And he may not even be long for the Flames themselves. He could be traded soon. His contract expires at the end of the season, which is about a month and a half away. Either he's let him go and we pretend this never happened; or he’s re-signed, and we hope that Berra has yet to peak, still isn’t done adjusting to NHL ice, still has some surprises left in him.

It all boils down to this: did you watch Team Switzerland’s games to get a glimpse of him on the bench? Probably not.

Team Czech Republic

Jiri Hudler, as one of the highest scoring Czechs in the NHL, should have been a lock for this team. He was not. Even when an injury to Vladimir Sobotka forced the Czechs to pick another forward, Hudler still was not chosen to be on the team. Ladislav Smid, however, made the cut.

Hudler’s been a great vet for the Flames. He’s fun to watch, he scores a lot, he’s probably a great personality to have around for the rebuild. He probably would have been worth watching.

Smid is still a newcomer to the Flames, relatively speaking. He still has some of the Oiler stink on him. But trading for him did improve the Flames’ defence, in that they got to send Shane O'Brien down. In his short time with the Flames, he’s also provided us with some dancing and overtime-winning noogies, so he’s been fun. Still, he isn’t exactly great. If you’re a Flames fan, does Smid’s presence alone inspire you to watch the Czechs?

The Others

The Flames have players better than Berra and Smid. Players fans are likely more excited to watch. Some of them could have - almost did - make the Olympics.

Hudler was left off the roster for what was probably really, really petty reasons the Czech Republic should feel shame for. Mikael Backlund was briefly an injury replacement for Team Sweden, until he wasn’t, because apparently checking for sources before you tweet out information is a very hard thing to do. And Mark Giordano was named an injury replacement, but that injury never came.

Backlund was on fire before the break. Whether the Swedes were actually considering him or not, he played himself into the conversation, and that’s huge for the 24-year-old who has been previously maligned for doing literally everything but not scoring enough points.

Not only that, but the Swedes are a good team.
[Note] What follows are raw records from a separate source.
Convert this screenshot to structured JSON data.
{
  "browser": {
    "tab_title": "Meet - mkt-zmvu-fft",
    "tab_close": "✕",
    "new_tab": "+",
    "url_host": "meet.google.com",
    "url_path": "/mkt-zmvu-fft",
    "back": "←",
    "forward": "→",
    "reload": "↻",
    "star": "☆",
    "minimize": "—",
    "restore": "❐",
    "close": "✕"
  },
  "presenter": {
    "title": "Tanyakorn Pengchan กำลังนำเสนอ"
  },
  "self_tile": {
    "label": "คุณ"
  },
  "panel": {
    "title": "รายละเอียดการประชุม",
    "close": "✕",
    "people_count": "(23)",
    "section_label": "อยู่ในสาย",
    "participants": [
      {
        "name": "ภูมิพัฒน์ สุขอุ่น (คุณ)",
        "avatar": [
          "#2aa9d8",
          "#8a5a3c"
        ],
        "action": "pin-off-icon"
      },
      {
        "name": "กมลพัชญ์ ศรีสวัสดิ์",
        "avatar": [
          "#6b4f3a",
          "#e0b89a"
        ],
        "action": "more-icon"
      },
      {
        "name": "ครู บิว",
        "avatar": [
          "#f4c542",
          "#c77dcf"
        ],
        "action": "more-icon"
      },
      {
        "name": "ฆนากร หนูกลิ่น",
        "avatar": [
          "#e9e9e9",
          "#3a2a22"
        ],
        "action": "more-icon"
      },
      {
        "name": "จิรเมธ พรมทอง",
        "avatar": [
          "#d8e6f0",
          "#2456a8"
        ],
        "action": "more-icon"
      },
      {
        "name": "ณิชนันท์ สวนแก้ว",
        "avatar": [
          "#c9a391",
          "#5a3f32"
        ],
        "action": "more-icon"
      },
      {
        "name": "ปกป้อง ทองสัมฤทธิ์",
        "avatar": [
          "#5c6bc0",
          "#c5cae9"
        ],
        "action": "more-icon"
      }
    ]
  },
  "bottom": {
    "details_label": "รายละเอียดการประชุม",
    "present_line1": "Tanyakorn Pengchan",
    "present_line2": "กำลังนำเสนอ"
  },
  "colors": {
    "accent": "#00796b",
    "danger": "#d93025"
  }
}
To have a player from one of the worst NHL teams named to a good national team would have been very exciting. There would have been a lot of reason to watch and cheer - except for in the gold medal game, of course.

As for Gio, he came close. Maybe if he hadn’t been injured, he would have made it. Gio has completely exceeded the expectations anyone probably ever had for him in his hockey career, and at this point, looks like a legitimate top pairing defenceman.

Not just that, but look at how deep the Canadian team was. Look at how their defence played all tournament. Giordano just being in the conversation was amazing. Had Giordano actually been a part of that group; well, that would have been something else, wouldn’t it? A statement: the Flames have some real quality players.

The Flames didn’t showcase anybody these games.

The Future

Maybe they’ll get the chance in 2018?

A lot is going to change over the course of four years, so this is nothing but a course of maybes. It really can’t be anything more. We don’t know what the Flames will look like in 2018; we don’t know if the NHL will let players go to Pyeongchang.

Maybe the Flames will be a good team with a lot of good players. Maybe some outstanding trades or high draft picks will make an impact.

Maybe Mikael Backlund keeps playing as he has, and Sweden takes him.

Maybe Sven Baertschi becomes the player he’s capable of being, and the Swiss can’t say no.

Maybe Sean Monahan makes some impressive strides over four years to get himself on Team Canada.

Maybe Markus Granlund joins his brother in continuing the Finnish medal streak.

Maybe John Gaudreau proves to be a good spreadsheet player, and Team USA pays attention to the spreadsheets next time.

In 2010, we got the faces of the Flames’ franchise. Then the rebuild became increasingly inevitable. In 2014, there was next to nothing to work with. Hopefully, in 2018, there will be something.